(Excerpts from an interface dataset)
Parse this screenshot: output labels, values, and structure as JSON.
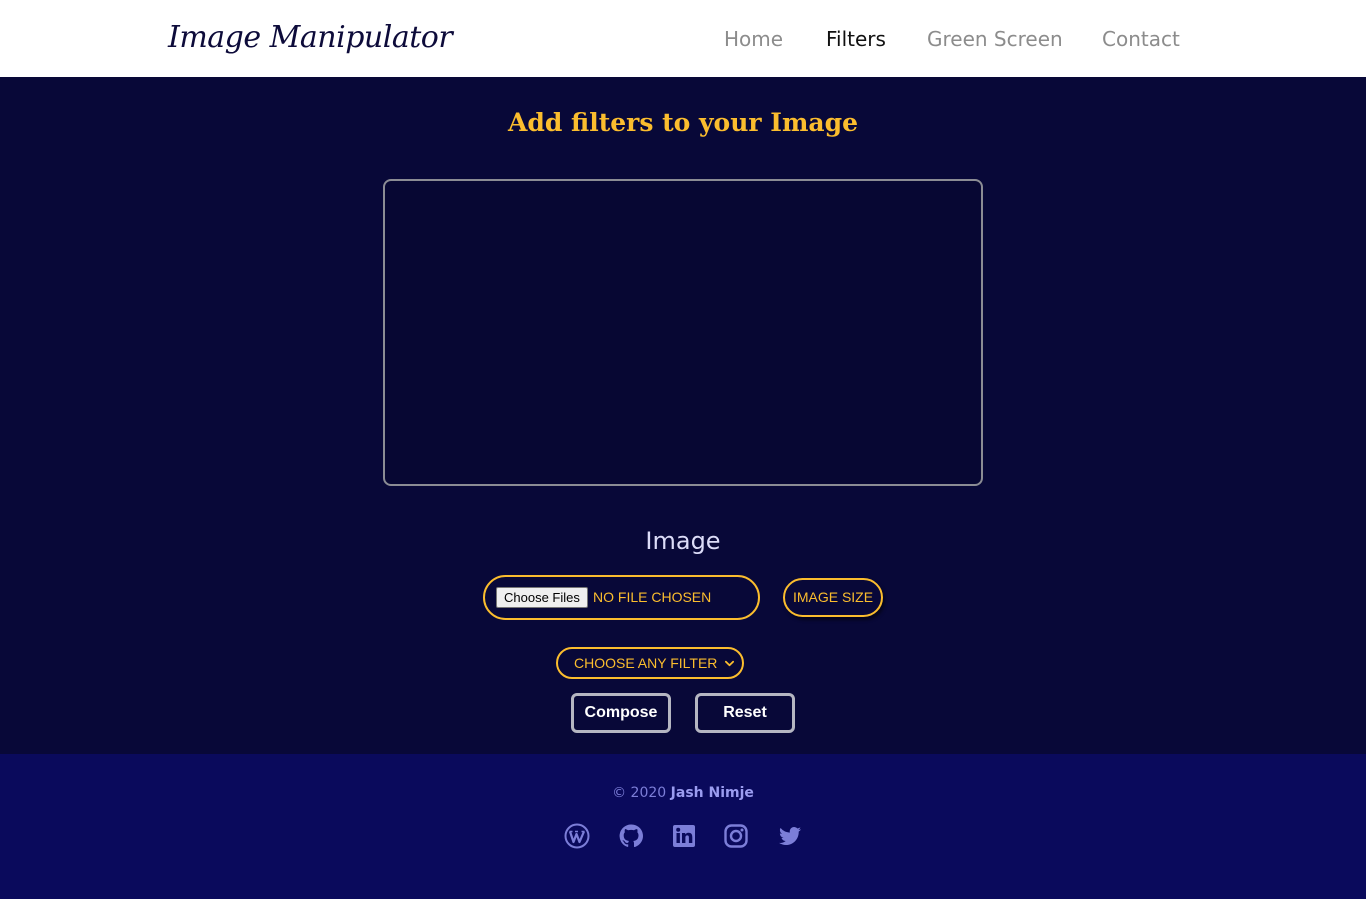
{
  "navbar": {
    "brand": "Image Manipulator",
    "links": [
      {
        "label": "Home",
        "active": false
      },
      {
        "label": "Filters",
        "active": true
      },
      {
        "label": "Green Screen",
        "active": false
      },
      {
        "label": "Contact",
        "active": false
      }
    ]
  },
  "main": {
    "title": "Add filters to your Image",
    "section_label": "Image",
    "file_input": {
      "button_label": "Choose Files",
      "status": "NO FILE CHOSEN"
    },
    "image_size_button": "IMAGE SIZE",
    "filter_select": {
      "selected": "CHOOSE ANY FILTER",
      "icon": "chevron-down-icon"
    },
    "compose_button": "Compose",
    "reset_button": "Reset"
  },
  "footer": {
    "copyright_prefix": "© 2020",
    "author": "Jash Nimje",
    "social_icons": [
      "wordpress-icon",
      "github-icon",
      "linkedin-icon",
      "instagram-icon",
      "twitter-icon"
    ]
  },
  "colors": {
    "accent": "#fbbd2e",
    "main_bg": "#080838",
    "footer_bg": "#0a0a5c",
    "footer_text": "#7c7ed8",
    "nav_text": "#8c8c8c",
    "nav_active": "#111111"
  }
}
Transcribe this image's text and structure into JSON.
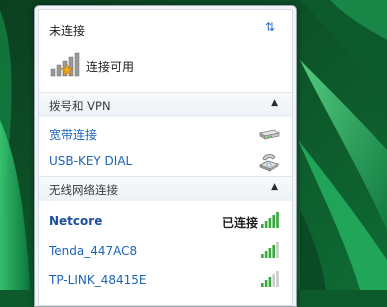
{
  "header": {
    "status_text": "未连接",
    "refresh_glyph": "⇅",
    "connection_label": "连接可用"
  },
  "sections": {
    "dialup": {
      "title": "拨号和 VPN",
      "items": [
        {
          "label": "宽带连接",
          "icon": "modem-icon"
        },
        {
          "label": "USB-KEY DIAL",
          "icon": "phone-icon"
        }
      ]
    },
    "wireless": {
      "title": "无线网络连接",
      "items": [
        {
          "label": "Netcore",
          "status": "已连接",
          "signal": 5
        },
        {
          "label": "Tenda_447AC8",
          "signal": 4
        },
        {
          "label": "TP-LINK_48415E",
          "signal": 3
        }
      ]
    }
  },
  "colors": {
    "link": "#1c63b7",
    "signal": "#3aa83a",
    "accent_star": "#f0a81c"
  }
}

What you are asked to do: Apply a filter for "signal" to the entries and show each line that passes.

The answer:
          "signal": 5
          "signal": 4
          "signal": 3
    "signal": "#3aa83a",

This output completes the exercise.